Data listing below:

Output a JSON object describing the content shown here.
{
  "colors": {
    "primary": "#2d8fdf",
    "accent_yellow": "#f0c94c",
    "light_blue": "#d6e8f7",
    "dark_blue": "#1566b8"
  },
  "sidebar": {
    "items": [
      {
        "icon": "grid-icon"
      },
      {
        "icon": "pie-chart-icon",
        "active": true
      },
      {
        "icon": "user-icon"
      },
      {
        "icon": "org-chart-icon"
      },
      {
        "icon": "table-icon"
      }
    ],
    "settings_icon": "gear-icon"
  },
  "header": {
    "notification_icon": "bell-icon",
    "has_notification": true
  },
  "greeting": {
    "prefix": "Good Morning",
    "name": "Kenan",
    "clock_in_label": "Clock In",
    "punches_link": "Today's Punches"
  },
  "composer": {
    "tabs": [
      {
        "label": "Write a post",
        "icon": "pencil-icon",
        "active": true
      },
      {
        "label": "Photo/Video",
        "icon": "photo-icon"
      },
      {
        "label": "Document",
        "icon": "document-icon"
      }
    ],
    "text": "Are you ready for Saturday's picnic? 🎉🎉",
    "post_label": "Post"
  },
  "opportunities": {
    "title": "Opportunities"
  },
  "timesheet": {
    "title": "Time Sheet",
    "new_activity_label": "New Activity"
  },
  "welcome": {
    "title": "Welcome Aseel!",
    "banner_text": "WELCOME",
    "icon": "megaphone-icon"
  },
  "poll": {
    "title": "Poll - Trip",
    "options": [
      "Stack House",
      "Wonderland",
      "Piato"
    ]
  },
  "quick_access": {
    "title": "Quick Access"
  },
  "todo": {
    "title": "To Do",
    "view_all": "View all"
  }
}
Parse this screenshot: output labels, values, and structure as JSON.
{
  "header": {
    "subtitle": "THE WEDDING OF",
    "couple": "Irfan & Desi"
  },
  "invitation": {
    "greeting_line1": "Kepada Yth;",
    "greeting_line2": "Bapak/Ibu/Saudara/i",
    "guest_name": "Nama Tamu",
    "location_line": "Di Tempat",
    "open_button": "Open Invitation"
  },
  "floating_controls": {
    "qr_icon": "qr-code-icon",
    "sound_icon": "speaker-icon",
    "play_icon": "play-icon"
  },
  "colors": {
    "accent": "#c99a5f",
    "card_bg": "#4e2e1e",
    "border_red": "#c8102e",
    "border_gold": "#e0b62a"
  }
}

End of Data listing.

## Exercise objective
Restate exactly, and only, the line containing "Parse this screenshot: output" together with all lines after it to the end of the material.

## Expected answer
Parse this screenshot: output labels, values, and structure as JSON.
{
  "header": {
    "subtitle": "THE WEDDING OF",
    "couple": "Irfan & Desi"
  },
  "invitation": {
    "greeting_line1": "Kepada Yth;",
    "greeting_line2": "Bapak/Ibu/Saudara/i",
    "guest_name": "Nama Tamu",
    "location_line": "Di Tempat",
    "open_button": "Open Invitation"
  },
  "floating_controls": {
    "qr_icon": "qr-code-icon",
    "sound_icon": "speaker-icon",
    "play_icon": "play-icon"
  },
  "colors": {
    "accent": "#c99a5f",
    "card_bg": "#4e2e1e",
    "border_red": "#c8102e",
    "border_gold": "#e0b62a"
  }
}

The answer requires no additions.